Carers shouldn't have to ask for help
Caroline Overington The Australian May 27, 2010
The letter put out by the Carers Alliance on Sunday, 23 May, and read out (on networked stations across Australia) by broadcaster Alan Jones on Monday, notes that carers - in particular, the creaking elderly who take care of their own profoundly disabled children, many of whom are also adults but who have to be helped into their clothes by ageing, and yet still devoted mums, and sat down on the toilet and wiped by greying, but still gentle fathers - have heard Kevin Rudd going on about fairness. We're a fair country, he says. We believe in a fair go, for all Australians.
Carers couldn't be more delighted and so they've put forward a modest claim, for a better deal. Here's what they want: a statutory 70-hour week. That's right. No more getting up three times a night for 83-year-old mother to take her 54-year-old Down syndrome son to the toilet, every night, for 54 years until she's demented or dead.
Also, two weeks paid annual leave. Not four weeks, like the average person gets, but two weeks a year where they wouldn't have to change the nappies of adult daughter with cerebral palsy, or quell the screams of a giant son in pain, but would be able to go to a nice little motel somewhere, maybe have a bite to eat in a seaside pub, knowing that their grown-up disabled children were also somewhere safe, and stimulating.
Then, too, they'd like a statutory retirement age of 70. As it stands, they have to work until their own weakened frames give out (but never their hearts; they just stay broken) or their minds begin to falter, at which point, the government normally pressures a sibling to step up, before finally finding an entirely unsuitable aged-care bed, on a ward with Alzheimer's patients.
And that's not all. They'd also like all disabled people, including children, to have a legal right to equipment, such as a wheelchair, and maybe even a hoist, to help them out of bed.
It's an outrageous joke, obviously. Not the claim. No, the fact that they'd even have to ask.

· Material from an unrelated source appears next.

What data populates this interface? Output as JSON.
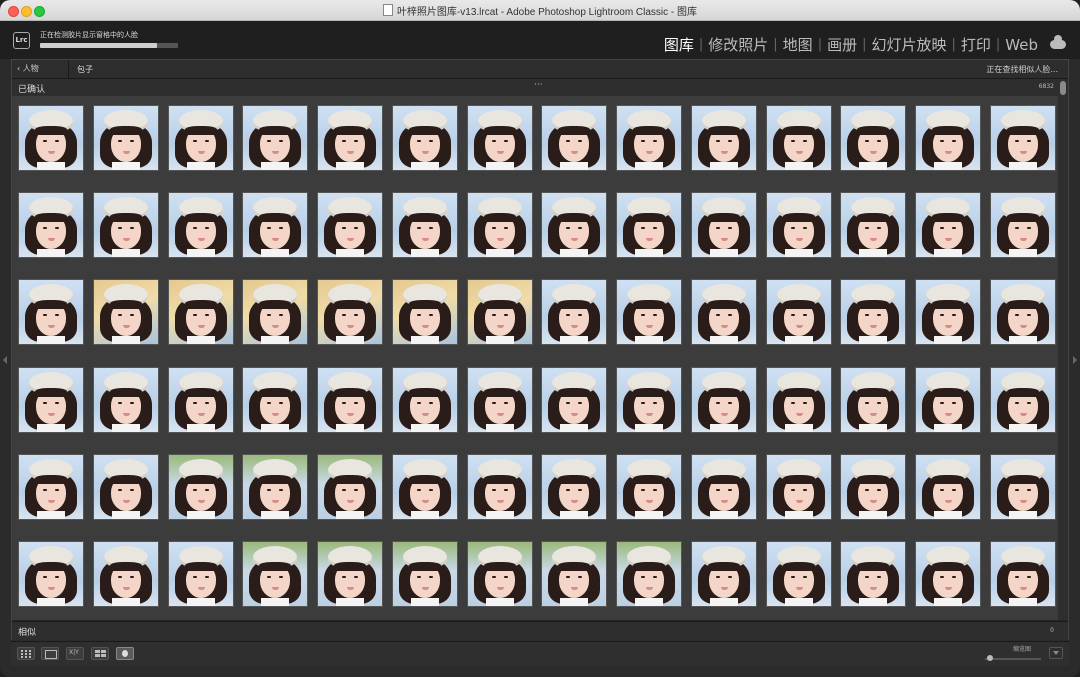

LISA Comment: Welfare in Australia is DIY. This young, bronzed, John Wayne county sees little reason for rights based welfare. So people with a disability must beg, crawl and lick bureaucratic boots for the few crumbs the bureaucrats might allow them.
LIFESTYLE IN SUPPORTED ACCOMMODATION (LISA) INC.